- Data for this task -
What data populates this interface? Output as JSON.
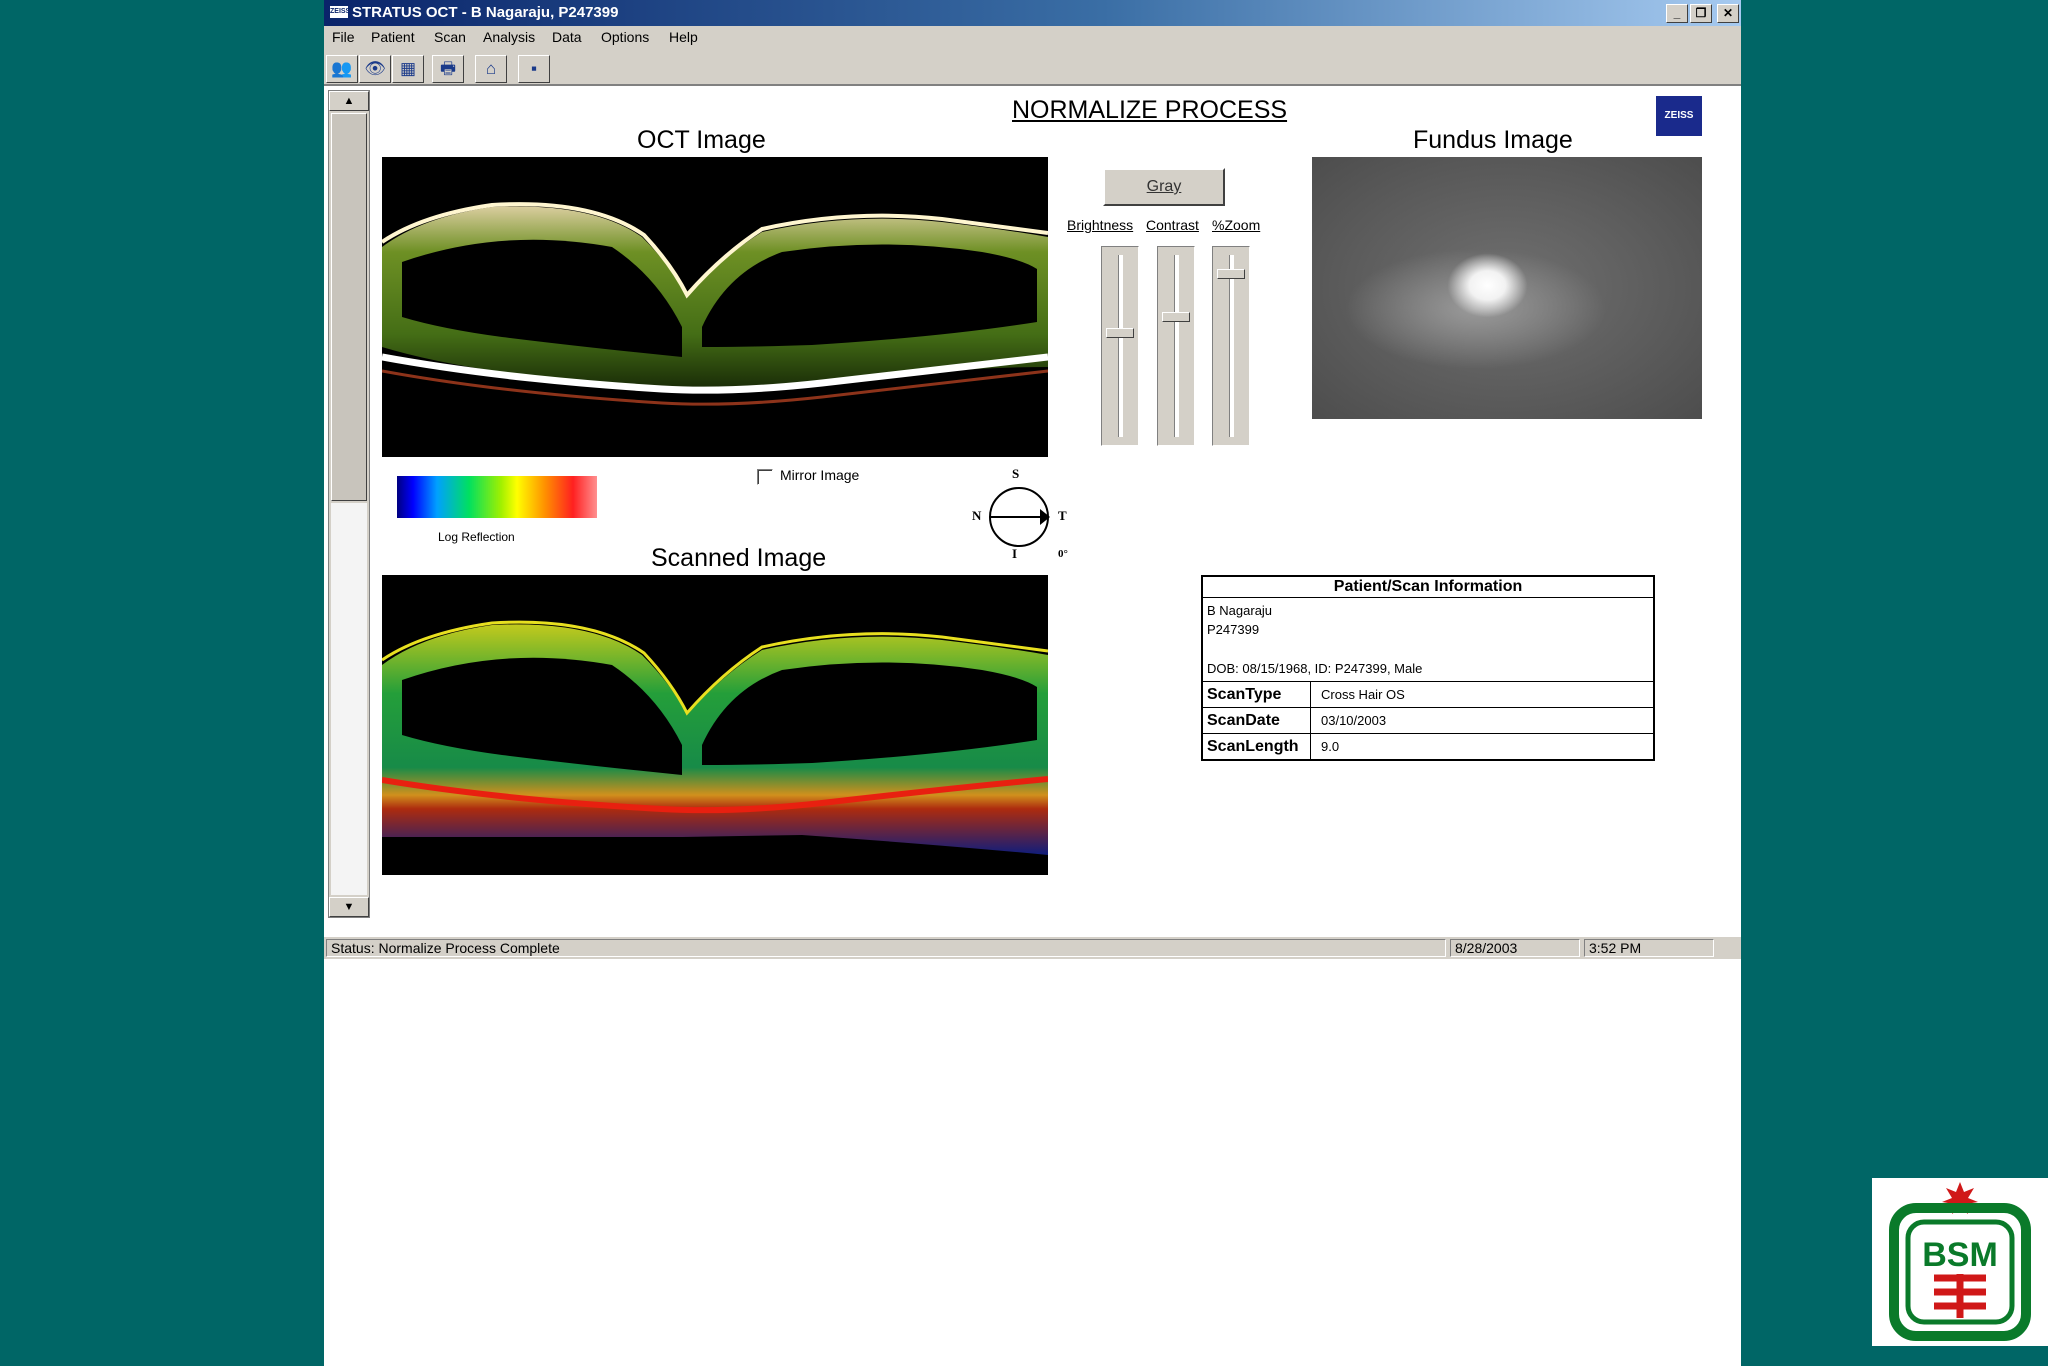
{
  "window": {
    "title": "STRATUS OCT - B Nagaraju, P247399",
    "title_icon_text": "ZEISS",
    "controls": [
      "_",
      "❐",
      "✕"
    ]
  },
  "menu": [
    "File",
    "Patient",
    "Scan",
    "Analysis",
    "Data",
    "Options",
    "Help"
  ],
  "toolbar": {
    "buttons": [
      {
        "icon": "patients-icon",
        "glyph": "👥"
      },
      {
        "icon": "eye-icon",
        "glyph": "👁"
      },
      {
        "icon": "analysis-icon",
        "glyph": "▦"
      },
      {
        "icon": "printer-icon",
        "glyph": "🖶"
      },
      {
        "icon": "home-icon",
        "glyph": "⌂"
      },
      {
        "icon": "blank-icon",
        "glyph": "▪"
      }
    ]
  },
  "scrollbar": {
    "up_arrow": "▲",
    "down_arrow": "▼"
  },
  "page": {
    "heading": "NORMALIZE PROCESS",
    "brand_logo_text": "ZEISS"
  },
  "oct_image": {
    "title": "OCT Image"
  },
  "scanned_image": {
    "title": "Scanned Image"
  },
  "fundus_image": {
    "title": "Fundus Image"
  },
  "controls": {
    "gray_button": "Gray",
    "sliders": [
      {
        "label": "Brightness",
        "value": 0.42
      },
      {
        "label": "Contrast",
        "value": 0.33
      },
      {
        "label": "%Zoom",
        "value": 0.08
      }
    ]
  },
  "colorbar": {
    "label": "Log Reflection"
  },
  "mirror_image": {
    "label": "Mirror Image",
    "checked": false
  },
  "orientation": {
    "top": "S",
    "bottom": "I",
    "left": "N",
    "right": "T",
    "angle": "0°"
  },
  "patient_info": {
    "header": "Patient/Scan Information",
    "name": "B Nagaraju",
    "id": "P247399",
    "details": "DOB: 08/15/1968, ID: P247399, Male",
    "rows": [
      {
        "key": "ScanType",
        "value": "Cross Hair  OS"
      },
      {
        "key": "ScanDate",
        "value": "03/10/2003"
      },
      {
        "key": "ScanLength",
        "value": "9.0"
      }
    ]
  },
  "status": {
    "text": "Status: Normalize Process Complete",
    "date": "8/28/2003",
    "time": "3:52 PM"
  },
  "colors": {
    "background": "#006666",
    "titlebar": "#0a246a",
    "chrome": "#d4d0c8",
    "zeiss_blue": "#1a2a8c",
    "logo_green": "#0a7a2a",
    "logo_red": "#d01818"
  },
  "corner_logo": {
    "text": "BSM"
  }
}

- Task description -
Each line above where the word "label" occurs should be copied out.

- Output of the task -
        "label": "Brightness",
        "label": "Contrast",
        "label": "%Zoom",
    "label": "Log Reflection"
    "label": "Mirror Image",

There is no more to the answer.